EXERCISE PROMPT - Repeat, exactly and completely, the entries shown underneath.

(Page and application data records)
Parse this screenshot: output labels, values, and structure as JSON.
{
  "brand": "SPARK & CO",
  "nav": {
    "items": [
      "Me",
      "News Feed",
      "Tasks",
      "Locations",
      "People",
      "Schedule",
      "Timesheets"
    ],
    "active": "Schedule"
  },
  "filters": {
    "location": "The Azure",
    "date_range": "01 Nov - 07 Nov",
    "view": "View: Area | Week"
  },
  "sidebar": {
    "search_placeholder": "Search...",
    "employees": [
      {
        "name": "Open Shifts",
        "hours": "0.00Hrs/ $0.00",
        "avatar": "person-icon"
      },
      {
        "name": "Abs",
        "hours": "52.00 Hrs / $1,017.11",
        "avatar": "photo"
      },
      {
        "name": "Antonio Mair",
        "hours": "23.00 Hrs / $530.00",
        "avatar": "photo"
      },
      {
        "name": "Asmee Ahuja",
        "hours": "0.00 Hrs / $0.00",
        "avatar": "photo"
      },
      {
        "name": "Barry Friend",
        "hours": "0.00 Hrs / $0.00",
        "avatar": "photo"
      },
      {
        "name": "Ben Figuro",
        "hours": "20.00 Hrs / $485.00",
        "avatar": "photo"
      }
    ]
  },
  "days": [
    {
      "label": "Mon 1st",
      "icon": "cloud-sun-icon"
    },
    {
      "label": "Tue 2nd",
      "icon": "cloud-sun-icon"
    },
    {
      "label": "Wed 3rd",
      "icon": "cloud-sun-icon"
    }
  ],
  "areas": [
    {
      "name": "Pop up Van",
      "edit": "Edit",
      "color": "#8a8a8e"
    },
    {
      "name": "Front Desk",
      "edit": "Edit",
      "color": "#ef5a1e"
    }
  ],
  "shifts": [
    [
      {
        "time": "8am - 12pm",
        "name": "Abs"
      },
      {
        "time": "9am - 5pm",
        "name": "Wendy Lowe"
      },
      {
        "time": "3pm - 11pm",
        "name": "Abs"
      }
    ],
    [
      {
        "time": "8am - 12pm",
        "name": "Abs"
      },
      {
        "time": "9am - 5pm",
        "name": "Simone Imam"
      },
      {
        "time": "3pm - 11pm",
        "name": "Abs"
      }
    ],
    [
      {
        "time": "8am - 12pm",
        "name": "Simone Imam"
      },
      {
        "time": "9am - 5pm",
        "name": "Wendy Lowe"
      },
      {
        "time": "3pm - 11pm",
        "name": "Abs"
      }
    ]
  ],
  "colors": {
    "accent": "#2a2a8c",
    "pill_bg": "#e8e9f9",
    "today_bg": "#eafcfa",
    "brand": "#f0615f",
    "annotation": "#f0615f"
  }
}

SOLVED PROBLEM -
Parse this screenshot: output labels, values, and structure as JSON.
{
  "brand": "SPARK & CO",
  "nav": {
    "items": [
      "Me",
      "News Feed",
      "Tasks",
      "Locations",
      "People",
      "Schedule",
      "Timesheets"
    ],
    "active": "Schedule"
  },
  "filters": {
    "location": "The Azure",
    "date_range": "01 Nov - 07 Nov",
    "view": "View: Area | Week"
  },
  "sidebar": {
    "search_placeholder": "Search...",
    "employees": [
      {
        "name": "Open Shifts",
        "hours": "0.00Hrs/ $0.00",
        "avatar": "person-icon"
      },
      {
        "name": "Abs",
        "hours": "52.00 Hrs / $1,017.11",
        "avatar": "photo"
      },
      {
        "name": "Antonio Mair",
        "hours": "23.00 Hrs / $530.00",
        "avatar": "photo"
      },
      {
        "name": "Asmee Ahuja",
        "hours": "0.00 Hrs / $0.00",
        "avatar": "photo"
      },
      {
        "name": "Barry Friend",
        "hours": "0.00 Hrs / $0.00",
        "avatar": "photo"
      },
      {
        "name": "Ben Figuro",
        "hours": "20.00 Hrs / $485.00",
        "avatar": "photo"
      }
    ]
  },
  "days": [
    {
      "label": "Mon 1st",
      "icon": "cloud-sun-icon"
    },
    {
      "label": "Tue 2nd",
      "icon": "cloud-sun-icon"
    },
    {
      "label": "Wed 3rd",
      "icon": "cloud-sun-icon"
    }
  ],
  "areas": [
    {
      "name": "Pop up Van",
      "edit": "Edit",
      "color": "#8a8a8e"
    },
    {
      "name": "Front Desk",
      "edit": "Edit",
      "color": "#ef5a1e"
    }
  ],
  "shifts": [
    [
      {
        "time": "8am - 12pm",
        "name": "Abs"
      },
      {
        "time": "9am - 5pm",
        "name": "Wendy Lowe"
      },
      {
        "time": "3pm - 11pm",
        "name": "Abs"
      }
    ],
    [
      {
        "time": "8am - 12pm",
        "name": "Abs"
      },
      {
        "time": "9am - 5pm",
        "name": "Simone Imam"
      },
      {
        "time": "3pm - 11pm",
        "name": "Abs"
      }
    ],
    [
      {
        "time": "8am - 12pm",
        "name": "Simone Imam"
      },
      {
        "time": "9am - 5pm",
        "name": "Wendy Lowe"
      },
      {
        "time": "3pm - 11pm",
        "name": "Abs"
      }
    ]
  ],
  "colors": {
    "accent": "#2a2a8c",
    "pill_bg": "#e8e9f9",
    "today_bg": "#eafcfa",
    "brand": "#f0615f",
    "annotation": "#f0615f"
  }
}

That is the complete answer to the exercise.